» **What is needed**: Output each entry that follows exactly. Images stay out.

[Excerpts from an interface dataset]
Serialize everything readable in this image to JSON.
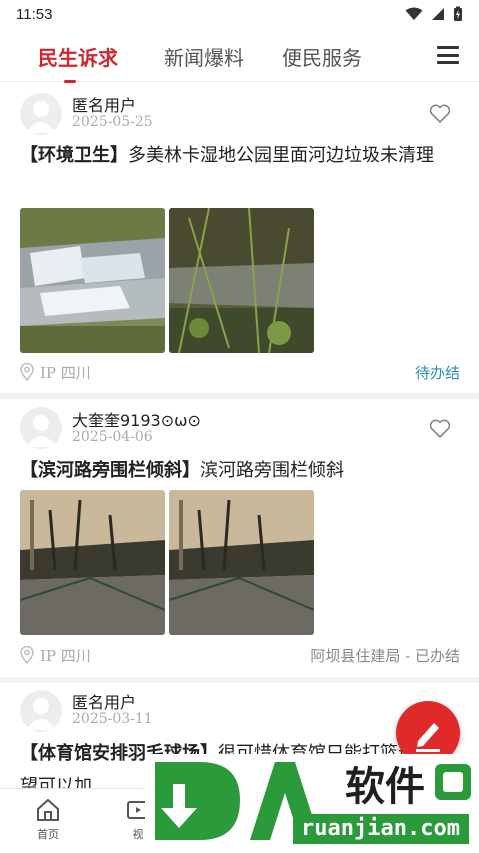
{
  "status_bar": {
    "time": "11:53"
  },
  "tabs": [
    {
      "label": "民生诉求",
      "active": true
    },
    {
      "label": "新闻爆料",
      "active": false
    },
    {
      "label": "便民服务",
      "active": false
    }
  ],
  "posts": [
    {
      "username": "匿名用户",
      "date": "2025-05-25",
      "tag": "【环境卫生】",
      "text": "多美林卡湿地公园里面河边垃圾未清理",
      "ip": "IP 四川",
      "status": "待办结"
    },
    {
      "username": "大奎奎9193⊙ω⊙",
      "date": "2025-04-06",
      "tag": "【滨河路旁围栏倾斜】",
      "text": "滨河路旁围栏倾斜",
      "ip": "IP 四川",
      "status": "阿坝县住建局 - 已办结"
    },
    {
      "username": "匿名用户",
      "date": "2025-03-11",
      "tag": "【体育馆安排羽毛球场】",
      "text": "很可惜体育馆只能打篮球，希望可以加",
      "ip": "",
      "status": ""
    }
  ],
  "bottom_nav": [
    {
      "label": "首页",
      "icon": "home-icon"
    },
    {
      "label": "视",
      "icon": "video-icon"
    }
  ],
  "watermark": {
    "brand": "软件",
    "url": "ruanjian.com"
  },
  "colors": {
    "accent": "#d0262d",
    "pending": "#2a8fb5",
    "fab": "#e02a2a"
  }
}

» **Task solution**:
Serialize everything readable in this image to JSON.
{
  "status_bar": {
    "time": "11:53"
  },
  "tabs": [
    {
      "label": "民生诉求",
      "active": true
    },
    {
      "label": "新闻爆料",
      "active": false
    },
    {
      "label": "便民服务",
      "active": false
    }
  ],
  "posts": [
    {
      "username": "匿名用户",
      "date": "2025-05-25",
      "tag": "【环境卫生】",
      "text": "多美林卡湿地公园里面河边垃圾未清理",
      "ip": "IP 四川",
      "status": "待办结"
    },
    {
      "username": "大奎奎9193⊙ω⊙",
      "date": "2025-04-06",
      "tag": "【滨河路旁围栏倾斜】",
      "text": "滨河路旁围栏倾斜",
      "ip": "IP 四川",
      "status": "阿坝县住建局 - 已办结"
    },
    {
      "username": "匿名用户",
      "date": "2025-03-11",
      "tag": "【体育馆安排羽毛球场】",
      "text": "很可惜体育馆只能打篮球，希望可以加",
      "ip": "",
      "status": ""
    }
  ],
  "bottom_nav": [
    {
      "label": "首页",
      "icon": "home-icon"
    },
    {
      "label": "视",
      "icon": "video-icon"
    }
  ],
  "watermark": {
    "brand": "软件",
    "url": "ruanjian.com"
  },
  "colors": {
    "accent": "#d0262d",
    "pending": "#2a8fb5",
    "fab": "#e02a2a"
  }
}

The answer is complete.